How many Christian pastors and teachers out there resemble Balaam in their desire to curse Israel for personal gain? Outwardly they may be constrained to "bless" the Jewish people - at least from the pulpit - but inwardly they may want the Jews to become enslaved again, by sending them back to Egypt or by fettering them to the "curses" of Sinai.... Ironically enough, it was the cursing prophet Balaam who said, "God is not a man, that He should lie..." (Num. 23:19), though many Christian denominations assert just the opposite idea by claiming that the God of Israel has abandoned His purposes and plans for ethnic Israel.... The apostles warn that such false prophets "love the wages of unrighteousness" (2 Pet. 2:15; Jude 1:11). Balaam implied that "if he were able to transgress the commandment of God, he would, provided he was given a sum of money (Num. 22:7,18; Deut. 23:3-6). Likewise Yeshua himself warns his followers of those who promote the teaching of Balaam, "who taught Balak to put a stumbling block (σκάνδαλον) before the sons of Israel" to commit fornication (Rev. 2:14).
Balaam was a hireling, a spiritual prostitute who wanted to sell his services. He was in possession of charisma which he used to seduce others into disobedience. He was paid for exercising his gifts without regard for the truth (Num. 22:7, Deut. 23:4-5, 2 Pet. 2:15). As Yeshua said, "You cannot serve God and mammon" (Matt. 6:24).
The tragic story of Balaam warns us to check our motives. By itself, the study of Scripture is never enough -- even if we take great pains to properly understand its meaning.
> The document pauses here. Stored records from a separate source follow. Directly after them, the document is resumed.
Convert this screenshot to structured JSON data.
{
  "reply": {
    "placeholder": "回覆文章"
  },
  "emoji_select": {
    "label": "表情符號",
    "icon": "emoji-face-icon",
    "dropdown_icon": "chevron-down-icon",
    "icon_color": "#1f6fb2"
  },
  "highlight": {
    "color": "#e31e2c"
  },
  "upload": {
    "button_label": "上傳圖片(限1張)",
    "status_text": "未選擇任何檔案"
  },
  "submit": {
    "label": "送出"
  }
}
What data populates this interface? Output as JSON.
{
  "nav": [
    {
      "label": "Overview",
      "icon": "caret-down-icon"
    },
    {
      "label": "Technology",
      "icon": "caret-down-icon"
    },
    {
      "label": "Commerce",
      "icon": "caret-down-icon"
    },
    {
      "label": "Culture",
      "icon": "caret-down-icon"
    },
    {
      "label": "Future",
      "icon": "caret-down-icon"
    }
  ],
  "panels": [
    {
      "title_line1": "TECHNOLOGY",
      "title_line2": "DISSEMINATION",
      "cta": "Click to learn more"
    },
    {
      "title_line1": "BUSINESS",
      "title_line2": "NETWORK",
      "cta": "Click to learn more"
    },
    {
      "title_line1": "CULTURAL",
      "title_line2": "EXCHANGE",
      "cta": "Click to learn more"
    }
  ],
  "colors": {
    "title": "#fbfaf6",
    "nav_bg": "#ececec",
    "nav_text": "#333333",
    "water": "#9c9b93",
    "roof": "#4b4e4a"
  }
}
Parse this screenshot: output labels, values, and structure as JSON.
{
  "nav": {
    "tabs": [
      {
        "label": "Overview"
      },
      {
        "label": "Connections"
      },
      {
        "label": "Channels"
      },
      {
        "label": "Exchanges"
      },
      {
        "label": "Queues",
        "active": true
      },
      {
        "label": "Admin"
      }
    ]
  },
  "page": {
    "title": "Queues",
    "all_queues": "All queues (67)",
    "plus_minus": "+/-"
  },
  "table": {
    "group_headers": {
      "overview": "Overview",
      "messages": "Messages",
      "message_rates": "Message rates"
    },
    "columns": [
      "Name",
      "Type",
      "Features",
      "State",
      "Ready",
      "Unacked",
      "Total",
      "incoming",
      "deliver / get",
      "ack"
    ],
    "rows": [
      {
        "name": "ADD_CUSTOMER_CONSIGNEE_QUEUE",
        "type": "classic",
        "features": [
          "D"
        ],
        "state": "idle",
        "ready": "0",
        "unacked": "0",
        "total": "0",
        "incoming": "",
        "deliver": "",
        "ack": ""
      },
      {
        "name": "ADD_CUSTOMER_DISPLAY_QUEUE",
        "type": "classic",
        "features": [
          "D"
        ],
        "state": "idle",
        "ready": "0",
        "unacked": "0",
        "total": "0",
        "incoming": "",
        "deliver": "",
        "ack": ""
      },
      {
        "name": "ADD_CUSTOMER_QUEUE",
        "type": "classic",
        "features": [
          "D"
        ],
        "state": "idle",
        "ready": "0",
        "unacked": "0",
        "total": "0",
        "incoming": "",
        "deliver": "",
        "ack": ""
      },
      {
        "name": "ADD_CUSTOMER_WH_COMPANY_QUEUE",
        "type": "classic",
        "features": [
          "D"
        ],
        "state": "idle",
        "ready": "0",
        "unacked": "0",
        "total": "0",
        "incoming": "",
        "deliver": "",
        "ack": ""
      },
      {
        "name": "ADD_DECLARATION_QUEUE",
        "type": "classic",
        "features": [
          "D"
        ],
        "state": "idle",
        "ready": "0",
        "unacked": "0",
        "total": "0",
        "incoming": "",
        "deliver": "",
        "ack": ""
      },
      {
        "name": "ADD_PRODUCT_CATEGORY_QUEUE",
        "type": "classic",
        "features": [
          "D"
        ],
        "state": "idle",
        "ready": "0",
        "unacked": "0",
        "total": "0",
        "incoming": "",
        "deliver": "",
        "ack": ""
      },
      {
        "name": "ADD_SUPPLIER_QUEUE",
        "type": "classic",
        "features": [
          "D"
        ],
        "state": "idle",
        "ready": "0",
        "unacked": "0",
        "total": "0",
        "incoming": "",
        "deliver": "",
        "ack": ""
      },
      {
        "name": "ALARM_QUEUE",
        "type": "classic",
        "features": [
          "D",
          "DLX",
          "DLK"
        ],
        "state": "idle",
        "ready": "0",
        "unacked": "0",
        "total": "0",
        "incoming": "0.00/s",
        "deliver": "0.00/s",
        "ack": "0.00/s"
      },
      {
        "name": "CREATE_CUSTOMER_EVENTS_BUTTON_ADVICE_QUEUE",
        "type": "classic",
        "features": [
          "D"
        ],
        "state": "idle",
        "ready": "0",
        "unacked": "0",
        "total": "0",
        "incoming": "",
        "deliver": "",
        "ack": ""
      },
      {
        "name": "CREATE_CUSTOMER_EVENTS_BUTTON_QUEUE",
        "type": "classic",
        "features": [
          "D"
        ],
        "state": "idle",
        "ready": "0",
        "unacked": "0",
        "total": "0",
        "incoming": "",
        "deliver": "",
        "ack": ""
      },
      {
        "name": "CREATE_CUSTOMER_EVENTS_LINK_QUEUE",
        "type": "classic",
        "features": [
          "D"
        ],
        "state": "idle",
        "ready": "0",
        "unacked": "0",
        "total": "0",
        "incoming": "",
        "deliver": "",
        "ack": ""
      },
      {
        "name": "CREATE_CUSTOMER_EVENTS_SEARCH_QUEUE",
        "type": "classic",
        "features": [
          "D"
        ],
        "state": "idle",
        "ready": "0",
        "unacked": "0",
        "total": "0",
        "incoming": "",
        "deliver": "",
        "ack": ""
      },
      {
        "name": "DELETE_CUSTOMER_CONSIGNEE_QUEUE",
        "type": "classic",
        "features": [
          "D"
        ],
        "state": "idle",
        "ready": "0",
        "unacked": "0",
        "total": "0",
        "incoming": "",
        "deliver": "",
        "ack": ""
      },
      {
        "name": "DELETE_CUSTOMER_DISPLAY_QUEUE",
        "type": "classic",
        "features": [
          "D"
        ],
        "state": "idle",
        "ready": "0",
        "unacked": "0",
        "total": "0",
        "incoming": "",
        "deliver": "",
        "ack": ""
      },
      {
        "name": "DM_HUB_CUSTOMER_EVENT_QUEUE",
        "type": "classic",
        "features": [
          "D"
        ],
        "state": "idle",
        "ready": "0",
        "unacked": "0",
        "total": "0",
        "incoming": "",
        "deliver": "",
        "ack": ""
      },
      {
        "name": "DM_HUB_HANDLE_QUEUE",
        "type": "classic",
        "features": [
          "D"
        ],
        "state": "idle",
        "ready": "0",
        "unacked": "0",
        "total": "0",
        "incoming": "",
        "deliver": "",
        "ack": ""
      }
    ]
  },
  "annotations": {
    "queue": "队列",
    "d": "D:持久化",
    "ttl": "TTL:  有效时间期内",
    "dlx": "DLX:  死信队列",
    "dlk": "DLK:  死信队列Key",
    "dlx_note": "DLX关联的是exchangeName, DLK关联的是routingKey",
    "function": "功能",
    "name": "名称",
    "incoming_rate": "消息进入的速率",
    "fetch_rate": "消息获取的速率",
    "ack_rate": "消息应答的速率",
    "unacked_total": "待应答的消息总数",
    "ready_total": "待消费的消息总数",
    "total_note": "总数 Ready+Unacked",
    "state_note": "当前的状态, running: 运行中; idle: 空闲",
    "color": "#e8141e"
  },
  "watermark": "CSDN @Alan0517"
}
Our heart attitude is definitive. God loves Israel. Our will to serve God in the truth determines our way in this life. "If anyone wills to do His will he will know of the teaching..." (John 7:17). We cannot rightfully use the Scriptures to justify our ideas about God or own pet theological doctrines. We cannot manipulate God in order to serve our own theological visions... We must humble ourselves; we must make the effort to honestly listen; and we must be willing to surrender to the truth. It is the love of the truth that brings salvation to us (2 Thess. 2:10-12), not gaining power through religious knowledge or passing ourselves off as religious authorities.
May it please the LORD to help us honestly love the truth, and to keep us far from the error of Balaam! Amen.
B"H Tammuz 10, 5770